What the task requires: From the records below, count the lines containing the word "name" and give only that number.

Dataset rows describing interfaces:
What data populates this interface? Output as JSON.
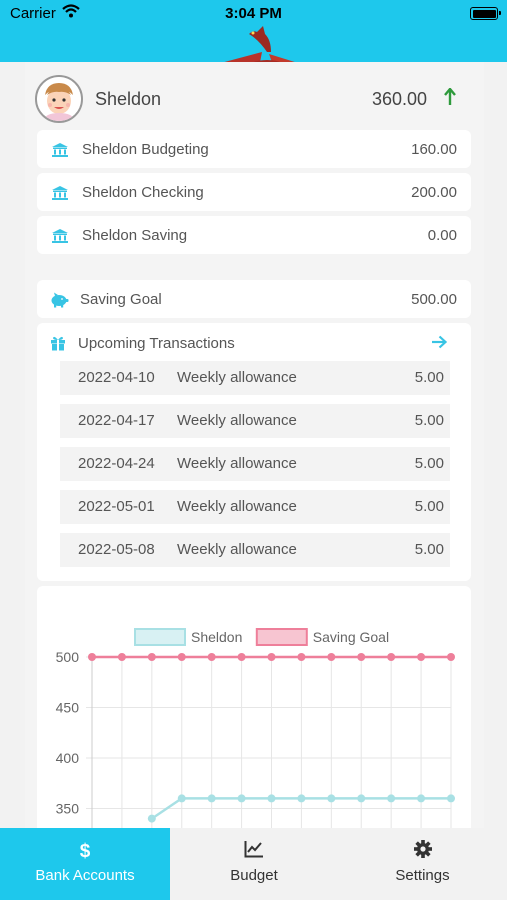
{
  "status_bar": {
    "carrier": "Carrier",
    "time": "3:04 PM"
  },
  "owner": {
    "name": "Sheldon",
    "total": "360.00",
    "trend_icon": "arrow-up-icon"
  },
  "accounts": [
    {
      "name": "Sheldon Budgeting",
      "value": "160.00",
      "icon": "bank-icon"
    },
    {
      "name": "Sheldon Checking",
      "value": "200.00",
      "icon": "bank-icon"
    },
    {
      "name": "Sheldon Saving",
      "value": "0.00",
      "icon": "bank-icon"
    }
  ],
  "saving_goal": {
    "label": "Saving Goal",
    "value": "500.00",
    "icon": "piggy-bank-icon"
  },
  "upcoming": {
    "title": "Upcoming Transactions",
    "icon": "gift-icon",
    "transactions": [
      {
        "date": "2022-04-10",
        "description": "Weekly allowance",
        "amount": "5.00"
      },
      {
        "date": "2022-04-17",
        "description": "Weekly allowance",
        "amount": "5.00"
      },
      {
        "date": "2022-04-24",
        "description": "Weekly allowance",
        "amount": "5.00"
      },
      {
        "date": "2022-05-01",
        "description": "Weekly allowance",
        "amount": "5.00"
      },
      {
        "date": "2022-05-08",
        "description": "Weekly allowance",
        "amount": "5.00"
      }
    ]
  },
  "chart_data": {
    "type": "line",
    "legend_position": "top",
    "grid": true,
    "yticks": [
      "500",
      "450",
      "400",
      "350"
    ],
    "ylim": [
      325,
      505
    ],
    "x": [
      1,
      2,
      3,
      4,
      5,
      6,
      7,
      8,
      9,
      10,
      11,
      12,
      13
    ],
    "series": [
      {
        "name": "Sheldon",
        "color": "#a8e0e4",
        "values": [
          null,
          null,
          340,
          360,
          360,
          360,
          360,
          360,
          360,
          360,
          360,
          360,
          360
        ]
      },
      {
        "name": "Saving Goal",
        "color": "#ee7f9a",
        "values": [
          500,
          500,
          500,
          500,
          500,
          500,
          500,
          500,
          500,
          500,
          500,
          500,
          500
        ]
      }
    ]
  },
  "tabs": [
    {
      "label": "Bank Accounts",
      "icon": "dollar-icon",
      "active": true
    },
    {
      "label": "Budget",
      "icon": "chart-line-icon",
      "active": false
    },
    {
      "label": "Settings",
      "icon": "gear-icon",
      "active": false
    }
  ],
  "colors": {
    "accent": "#1ec8ec",
    "up_green": "#2e9a3c"
  }
}
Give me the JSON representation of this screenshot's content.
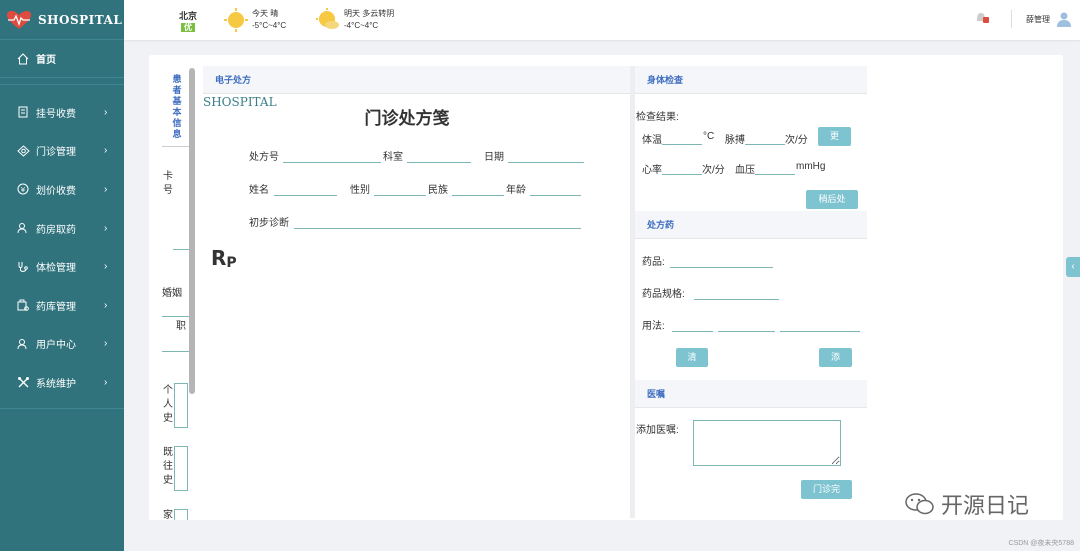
{
  "app": {
    "brand": "SHOSPITAL"
  },
  "sidebar": {
    "home": "首页",
    "items": [
      {
        "label": "挂号收费",
        "icon": "register-icon"
      },
      {
        "label": "门诊管理",
        "icon": "clinic-icon"
      },
      {
        "label": "划价收费",
        "icon": "pricing-icon"
      },
      {
        "label": "药房取药",
        "icon": "pharmacy-icon"
      },
      {
        "label": "体检管理",
        "icon": "checkup-icon"
      },
      {
        "label": "药库管理",
        "icon": "warehouse-icon"
      },
      {
        "label": "用户中心",
        "icon": "user-icon"
      },
      {
        "label": "系统维护",
        "icon": "tools-icon"
      }
    ]
  },
  "topbar": {
    "city": "北京",
    "aqi": "优",
    "today": {
      "label": "今天",
      "weather": "晴",
      "temp": "-5°C~4°C"
    },
    "tomorrow": {
      "label": "明天",
      "weather": "多云转阴",
      "temp": "-4°C~4°C"
    },
    "user": "薛管理"
  },
  "patient_info": {
    "title": "患者基本信息",
    "card_label": "卡号",
    "marriage_label": "婚姻",
    "job_label": "职",
    "personal_history": "个人史",
    "past_history": "既往史",
    "family_history": "家"
  },
  "prescription": {
    "panel_title": "电子处方",
    "brand": "SHOSPITAL",
    "title": "门诊处方笺",
    "fields": {
      "rx_no": "处方号",
      "department": "科室",
      "date": "日期",
      "name": "姓名",
      "gender": "性别",
      "ethnicity": "民族",
      "age": "年龄",
      "diagnosis": "初步诊断"
    },
    "rp": "R",
    "rp_sub": "P"
  },
  "exam": {
    "title": "身体检查",
    "result_label": "检查结果:",
    "temp_label": "体温",
    "temp_unit": "°C",
    "pulse_label": "脉搏",
    "pulse_unit": "次/分",
    "update_btn": "更",
    "heart_label": "心率",
    "heart_unit": "次/分",
    "bp_label": "血压",
    "bp_unit": "mmHg",
    "later_btn": "稍后处"
  },
  "medicine": {
    "title": "处方药",
    "drug_label": "药品:",
    "spec_label": "药品规格:",
    "usage_label": "用法:",
    "clear_btn": "清",
    "add_btn": "添"
  },
  "advice": {
    "title": "医嘱",
    "add_label": "添加医嘱:",
    "finish_btn": "门诊完"
  },
  "watermark": {
    "text": "开源日记"
  },
  "credit": "CSDN @夜未央5788"
}
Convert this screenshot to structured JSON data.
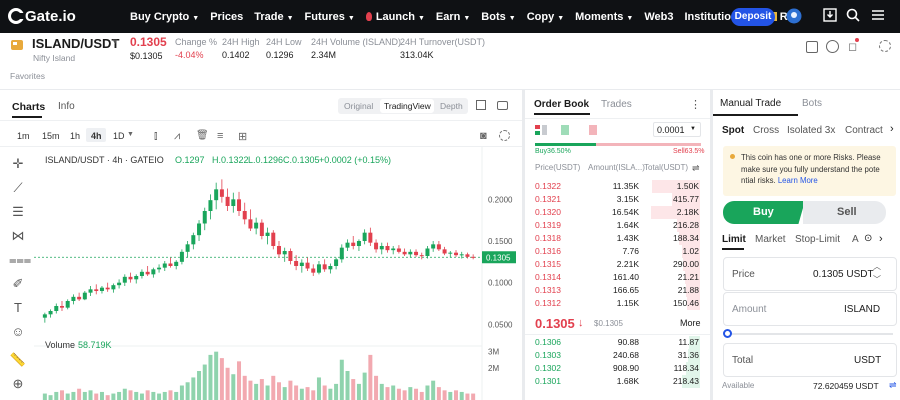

Task response: 7